Ten years ago, nearly all design for television and film was done on dedicated equipment. What that basically means is that the kind of work that I do was always done on machines that were built specifically for that; machines that generally didn't do other things. Hardware. Not software. Today, that has all changed. In fact, everything that I've needed to do for my work for the last five years has been done on Macs. I often now work with kids who know of nothing else.

One of the best purchases I ever made was my Mac Powerbook laptop. While working on my desktop does still have its advantages, I am able to do most anything on my laptop that I can on my desktop. I can animate broadcast quality work while sitting on my couch. Or on a plane. Or a train halfway across the world.
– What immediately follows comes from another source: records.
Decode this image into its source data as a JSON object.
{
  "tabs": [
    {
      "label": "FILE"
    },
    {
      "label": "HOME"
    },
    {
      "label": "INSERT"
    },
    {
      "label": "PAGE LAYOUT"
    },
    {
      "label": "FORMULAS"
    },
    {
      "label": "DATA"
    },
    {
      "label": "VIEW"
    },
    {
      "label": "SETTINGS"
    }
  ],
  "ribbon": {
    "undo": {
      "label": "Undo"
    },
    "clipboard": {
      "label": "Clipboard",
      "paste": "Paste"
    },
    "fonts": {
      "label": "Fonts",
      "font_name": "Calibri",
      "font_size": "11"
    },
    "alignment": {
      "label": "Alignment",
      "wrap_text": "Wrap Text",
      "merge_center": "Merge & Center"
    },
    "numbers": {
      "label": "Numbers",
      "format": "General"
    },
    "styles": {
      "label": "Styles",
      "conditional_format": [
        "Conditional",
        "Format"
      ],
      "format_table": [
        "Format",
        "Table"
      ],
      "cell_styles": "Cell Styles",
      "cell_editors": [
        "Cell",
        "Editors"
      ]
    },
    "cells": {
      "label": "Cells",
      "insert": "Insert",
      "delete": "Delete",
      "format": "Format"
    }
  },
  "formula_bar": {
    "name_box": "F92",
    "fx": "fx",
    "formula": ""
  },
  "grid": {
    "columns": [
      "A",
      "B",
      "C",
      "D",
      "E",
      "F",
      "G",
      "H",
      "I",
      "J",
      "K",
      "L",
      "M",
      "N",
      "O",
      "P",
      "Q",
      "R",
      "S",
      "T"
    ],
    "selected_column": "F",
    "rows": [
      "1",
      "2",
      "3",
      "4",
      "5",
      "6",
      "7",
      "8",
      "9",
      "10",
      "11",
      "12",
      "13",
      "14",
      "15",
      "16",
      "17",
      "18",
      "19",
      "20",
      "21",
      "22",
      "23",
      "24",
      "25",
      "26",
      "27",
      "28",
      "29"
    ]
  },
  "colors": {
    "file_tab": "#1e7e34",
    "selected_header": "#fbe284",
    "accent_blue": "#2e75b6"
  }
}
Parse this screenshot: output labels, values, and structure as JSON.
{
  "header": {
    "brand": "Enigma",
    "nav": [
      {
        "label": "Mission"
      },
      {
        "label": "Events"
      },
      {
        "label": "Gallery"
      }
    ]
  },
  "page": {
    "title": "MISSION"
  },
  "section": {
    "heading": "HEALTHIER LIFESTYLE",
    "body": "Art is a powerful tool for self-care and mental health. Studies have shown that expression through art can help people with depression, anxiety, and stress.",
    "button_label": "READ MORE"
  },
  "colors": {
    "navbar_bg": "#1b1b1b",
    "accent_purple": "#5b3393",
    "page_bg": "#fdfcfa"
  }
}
That, I find, is truly fascinating. and liberating.

My Powerbook has gone almost everywhere with me. Its filthy. It has an ID sticker on it from the Olympics. But (knock on titanium), it has never failed me. It has become my main source of communication with others. And it is what allows me to write here almost daily. Loading it with memory and software wasn't cheap. But it has been money well spent. It is, by far, my most important daily tool.

May 21, 2006


One of my favorite feelings is when, during the creative process, somehow everything completely and unexpectedly fits together and just plain works - completely by surprise.

For months, I have been working on and off on my reel. For a motion designer, a reel is the equivalent to your portfolio. Its a 2-3 minute edited compilation of your work, and since what we as designers do is package things, it is also necessary to package yourself. I don't know if its common for other designers or not, but I find it impossible to be my own client. With an outside client, there are deadlines, approvals, budgets. With yourself, deadlines slide, and work can be put aside and on hold for other things. And worst of all, you always come up with new ideas that you like better than the last.

The opening animation to my reel has haunted me for months. After designing and animating countless versions and designs, I somehow stumbled on the right thing over the past couple days. It turns out it came from pulling different parts of about 5 different versions, and somehow, they fit together like seamless puzzle pieces. It was a lucky break. Don't get me wrong, its not breakthrough work or anything, but after months of versions that I was never happy with, it feels like I've conquered a huge hurdle. Another thing I'm happy about is that in using parts of several versions, it feels less like all those versions were wasted efforts. I also get a kick out of knowing that parts of it were designed and animated in all kinds of places, including on planes and trains during travels here and abroad.

Still a long way to go, but a significant step...finally.